=== Task goal ===
Pick out each line of the records in which the word "services" appears.

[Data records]
((

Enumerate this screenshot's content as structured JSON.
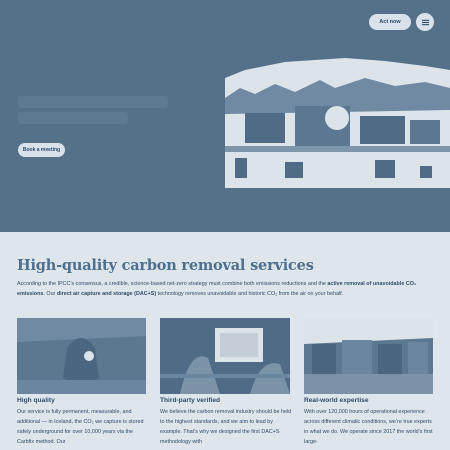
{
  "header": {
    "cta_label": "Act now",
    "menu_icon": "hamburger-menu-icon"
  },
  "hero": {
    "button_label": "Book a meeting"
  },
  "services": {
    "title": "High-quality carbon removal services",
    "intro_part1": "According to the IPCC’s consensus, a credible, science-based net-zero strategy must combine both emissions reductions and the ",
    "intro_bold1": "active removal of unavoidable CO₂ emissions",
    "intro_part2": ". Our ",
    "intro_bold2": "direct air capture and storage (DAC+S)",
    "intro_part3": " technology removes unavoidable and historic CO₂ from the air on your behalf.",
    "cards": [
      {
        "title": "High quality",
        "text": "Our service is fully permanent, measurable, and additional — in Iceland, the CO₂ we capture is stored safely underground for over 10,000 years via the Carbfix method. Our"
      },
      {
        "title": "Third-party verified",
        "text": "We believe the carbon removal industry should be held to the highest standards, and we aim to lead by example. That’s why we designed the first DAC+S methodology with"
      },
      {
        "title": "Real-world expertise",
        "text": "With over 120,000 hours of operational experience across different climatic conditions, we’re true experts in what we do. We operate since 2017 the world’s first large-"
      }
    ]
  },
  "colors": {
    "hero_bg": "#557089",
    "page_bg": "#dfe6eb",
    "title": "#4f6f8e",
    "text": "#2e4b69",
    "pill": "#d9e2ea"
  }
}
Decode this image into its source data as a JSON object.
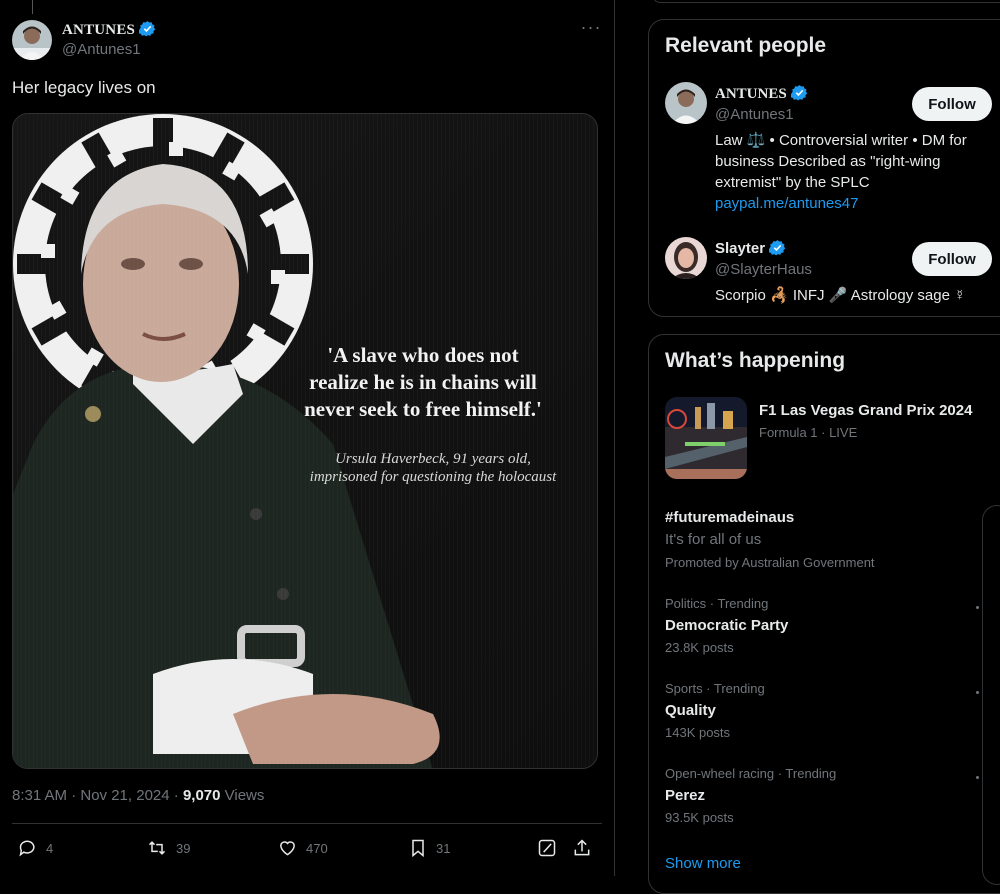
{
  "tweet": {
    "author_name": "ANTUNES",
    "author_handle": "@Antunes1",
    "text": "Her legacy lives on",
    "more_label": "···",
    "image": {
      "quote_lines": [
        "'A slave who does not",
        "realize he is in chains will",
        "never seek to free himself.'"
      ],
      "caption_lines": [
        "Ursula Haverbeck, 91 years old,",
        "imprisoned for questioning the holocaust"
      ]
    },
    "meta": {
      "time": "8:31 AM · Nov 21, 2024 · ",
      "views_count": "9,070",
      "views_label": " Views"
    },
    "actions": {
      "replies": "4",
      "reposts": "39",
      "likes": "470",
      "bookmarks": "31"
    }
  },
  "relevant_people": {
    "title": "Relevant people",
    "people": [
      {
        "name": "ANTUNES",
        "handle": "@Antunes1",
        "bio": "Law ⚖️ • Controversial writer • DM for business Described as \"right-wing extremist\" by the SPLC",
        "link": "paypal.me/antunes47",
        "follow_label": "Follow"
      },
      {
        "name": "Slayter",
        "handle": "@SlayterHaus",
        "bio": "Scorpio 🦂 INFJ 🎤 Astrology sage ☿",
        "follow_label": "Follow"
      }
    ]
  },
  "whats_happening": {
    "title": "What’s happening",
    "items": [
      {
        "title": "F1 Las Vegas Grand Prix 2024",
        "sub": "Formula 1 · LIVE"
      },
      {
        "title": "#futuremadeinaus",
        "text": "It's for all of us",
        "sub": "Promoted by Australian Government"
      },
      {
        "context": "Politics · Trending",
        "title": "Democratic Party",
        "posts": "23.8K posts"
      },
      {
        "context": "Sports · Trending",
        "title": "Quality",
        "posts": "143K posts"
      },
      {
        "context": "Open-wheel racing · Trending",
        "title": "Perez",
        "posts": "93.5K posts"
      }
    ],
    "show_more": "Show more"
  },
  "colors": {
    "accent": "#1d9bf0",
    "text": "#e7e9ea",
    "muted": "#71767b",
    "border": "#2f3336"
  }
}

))

=== Answer area ===
  "services": {
    "title": "High-quality carbon removal services",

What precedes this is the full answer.